For this reason, preventive advice based on a thorough knowledge of the case law of the European Court of Human Rights, the Court of Justice of the European Union and the Spanish Constitutional Court, which is constantly being updated, is no longer a useful resource, but a necessary and indispensable one. Moreover, legislation on rights and digitisation, sometimes belated, is increasingly abundant, coming from different areas of regulation.
The protection of fundamental rights is particularly complex due to its marked cross-cutting nature. In their daily activities, companies and administrations are faced with the legal, but also ethical, need to respect fundamental rights in many areas.
Companies have fundamental rights, but not respecting the fundamental rights of others can lead to complex litigation, as well as entailing significant reputational costs. The examples that make this transversality visible are well known: the protection of personal data, the use of video surveillance cameras for work control and disciplinary purposes, the establishment by companies of internal whistleblowing channels, protocols against harassment and violence, equality plans, the prohibition of discrimination, the use of algorithms and artificial intelligence in decision-making processes and management, etc.
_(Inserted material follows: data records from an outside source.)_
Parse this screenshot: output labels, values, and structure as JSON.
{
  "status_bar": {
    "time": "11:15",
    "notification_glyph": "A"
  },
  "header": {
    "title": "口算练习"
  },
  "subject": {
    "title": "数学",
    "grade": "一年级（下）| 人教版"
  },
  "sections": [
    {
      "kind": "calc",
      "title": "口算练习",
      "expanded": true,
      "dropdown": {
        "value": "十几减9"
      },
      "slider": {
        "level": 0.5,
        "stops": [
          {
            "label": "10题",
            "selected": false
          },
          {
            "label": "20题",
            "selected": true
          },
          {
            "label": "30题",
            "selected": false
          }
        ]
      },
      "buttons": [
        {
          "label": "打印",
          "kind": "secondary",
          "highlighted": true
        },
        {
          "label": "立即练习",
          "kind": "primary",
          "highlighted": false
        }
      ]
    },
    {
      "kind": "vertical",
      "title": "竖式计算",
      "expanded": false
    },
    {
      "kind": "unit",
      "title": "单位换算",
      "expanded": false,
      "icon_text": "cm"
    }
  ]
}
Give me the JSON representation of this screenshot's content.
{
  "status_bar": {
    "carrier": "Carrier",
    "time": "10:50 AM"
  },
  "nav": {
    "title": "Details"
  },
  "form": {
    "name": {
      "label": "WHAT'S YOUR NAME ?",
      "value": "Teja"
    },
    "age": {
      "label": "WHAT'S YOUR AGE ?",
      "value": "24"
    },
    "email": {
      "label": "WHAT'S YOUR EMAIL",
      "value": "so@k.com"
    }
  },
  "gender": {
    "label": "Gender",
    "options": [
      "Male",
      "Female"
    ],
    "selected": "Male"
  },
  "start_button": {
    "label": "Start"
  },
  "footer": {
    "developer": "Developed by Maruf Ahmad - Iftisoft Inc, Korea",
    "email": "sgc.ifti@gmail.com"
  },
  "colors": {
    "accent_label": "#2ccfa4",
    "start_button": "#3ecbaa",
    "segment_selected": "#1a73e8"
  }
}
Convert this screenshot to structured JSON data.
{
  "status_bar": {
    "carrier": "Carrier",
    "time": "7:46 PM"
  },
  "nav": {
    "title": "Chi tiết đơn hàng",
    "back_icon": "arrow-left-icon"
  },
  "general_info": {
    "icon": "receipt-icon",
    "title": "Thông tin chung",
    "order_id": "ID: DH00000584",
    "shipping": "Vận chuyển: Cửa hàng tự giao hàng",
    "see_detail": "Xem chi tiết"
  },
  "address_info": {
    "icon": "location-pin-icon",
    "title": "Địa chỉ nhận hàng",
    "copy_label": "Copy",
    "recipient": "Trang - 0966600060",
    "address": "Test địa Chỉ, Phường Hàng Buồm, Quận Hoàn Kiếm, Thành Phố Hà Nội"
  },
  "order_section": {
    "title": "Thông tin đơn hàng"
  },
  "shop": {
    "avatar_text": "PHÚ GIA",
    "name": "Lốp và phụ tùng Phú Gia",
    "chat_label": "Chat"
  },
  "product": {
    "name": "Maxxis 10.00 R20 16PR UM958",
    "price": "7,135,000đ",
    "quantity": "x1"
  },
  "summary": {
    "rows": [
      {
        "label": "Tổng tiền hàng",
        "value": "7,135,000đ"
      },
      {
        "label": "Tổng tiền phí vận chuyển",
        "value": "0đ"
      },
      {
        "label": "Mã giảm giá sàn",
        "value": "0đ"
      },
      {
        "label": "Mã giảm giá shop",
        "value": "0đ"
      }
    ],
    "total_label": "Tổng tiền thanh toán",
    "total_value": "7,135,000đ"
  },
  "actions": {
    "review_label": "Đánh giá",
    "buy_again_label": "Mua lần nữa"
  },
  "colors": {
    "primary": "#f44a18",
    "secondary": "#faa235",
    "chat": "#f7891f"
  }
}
Nowadays, regulatory compliance is already one of the main purposes of any organisation, but the current times require a further step in the concerns of companies and administrations to advance in the respect of fundamental rights.
The ever-changing reality marked by technological advances is ahead of the legislator, which is why the red lines that must not be crossed are not clear. So much so that today, in addition to an exhaustive analysis of the specific features of behaviour in the new digital reality of fundamental rights conceived for an analogue world, new rights such as “neuro-rights”, which allude to the ethical and legal limits that must be adopted to protect mental privacy in the face of the development of science, are trying to be recognised.
Only with the appropriate specialisation in the field can first class legal advice be provided, effective and not merely formal, designed as a necessary resource both to guarantee respect for fundamental rights and, where appropriate, to defend them through the established procedures. This is the advice offered by Ejaso’s Fundamental Rights and European Union Law Unit, directed by María Emilia Casas Baamonde, Professor of Labour and Social Security Law, Senior Judge and former President of the Constitutional Court.